*I am not a tax professional. This is meant to be an educational tool and NOT a recommendation. Each personal situation is different and there’s a lot of grey area in self-employed deductions. If you have questions (even just little ones) … talk to a tax expert.*
One of the coolest things about life as an artist is that you’re forced to always be learning.
Something you won’t hear very often…
“Today I learned all the Art… I guess that’s done with…”
Actors, dancers, musicians… are constantly studying not matter what level they’re at. Working with teachers, private coachings, doing classes and looking for anything to help them grow as an artist.
What a beautiful thing.
But how do we translate that really nice thought into black and white numbers at tax time?
How to find your ‘professional development deduction’ when everything you do seems like professional development….
In my life there are some clear and indisputable development costs.
- Voice lessons
- Music coachings
- Acting classes
I’m clearly spending money on structured activities in order to get better at what I do (and hopefully get some work).
In my mind I could give a good argument to any auditor on the value of those business expenses.
But what about these:
- Movies tickets
- Concert tickets
- A month long trip to France to look through sculpture museums
Those are some murky waters.
I bet there are some people who look at those last 3 things and don’t see anything wrong with that list, and some who can’t believe that people might claim those as legit business expenses.

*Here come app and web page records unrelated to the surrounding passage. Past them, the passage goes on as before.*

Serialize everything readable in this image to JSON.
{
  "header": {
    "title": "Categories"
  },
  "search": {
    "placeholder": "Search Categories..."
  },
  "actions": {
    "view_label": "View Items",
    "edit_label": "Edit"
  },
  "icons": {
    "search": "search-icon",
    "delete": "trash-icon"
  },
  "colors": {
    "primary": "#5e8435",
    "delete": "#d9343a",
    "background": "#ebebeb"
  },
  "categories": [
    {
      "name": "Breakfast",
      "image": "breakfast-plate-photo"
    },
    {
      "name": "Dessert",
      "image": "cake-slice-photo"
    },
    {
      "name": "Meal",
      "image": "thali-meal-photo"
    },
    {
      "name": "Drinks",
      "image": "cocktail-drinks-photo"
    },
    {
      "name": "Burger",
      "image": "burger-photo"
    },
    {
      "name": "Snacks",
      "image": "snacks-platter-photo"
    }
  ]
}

So who’s right?
The reason the rules aren’t black and white…
It’s not simple.
Every business is different, and so it’s not about trying to find a hard and fast rule and applying it.
You need to look to your specific industry. Your own specific business. And ask a few questions:
- is this expense going to help me make money?
- is this expense necessary for my business?
- can I justify it to someone who’s not in my industry in just a few sentences?
If you answered ‘no’ to any of these maybe it’s not worth the risk. Or maybe you should just check it with your accountant and see what they think.
Here’s how I’ve been thinking of it…
This is NOT something that’s backed up by the tax code, but it’s where I’ve landed after thinking a lot about the word ‘reasonable’ (a word they use like 50 times a page on the CRA website).
There are so many things I do to ‘develop’ as an artist. I watch movies, I read plays (or at least I started one last week), I see shows.
But a lot of that I would do even if I wasn’t a working artist.
I love movies, and Netflix, and live theatre.
So if I’m working on a specific role which is inspired by a movie. I might use that as a business expense.
If I go to the opera to help research a role I’ve been working on. I might claim that.
But no matter how much I learn about acting from Kevin Spacey by watching House of Cards… I don’t consider Netflix a business expense.
I know other artists feel differently… but that’s where I’ve landed.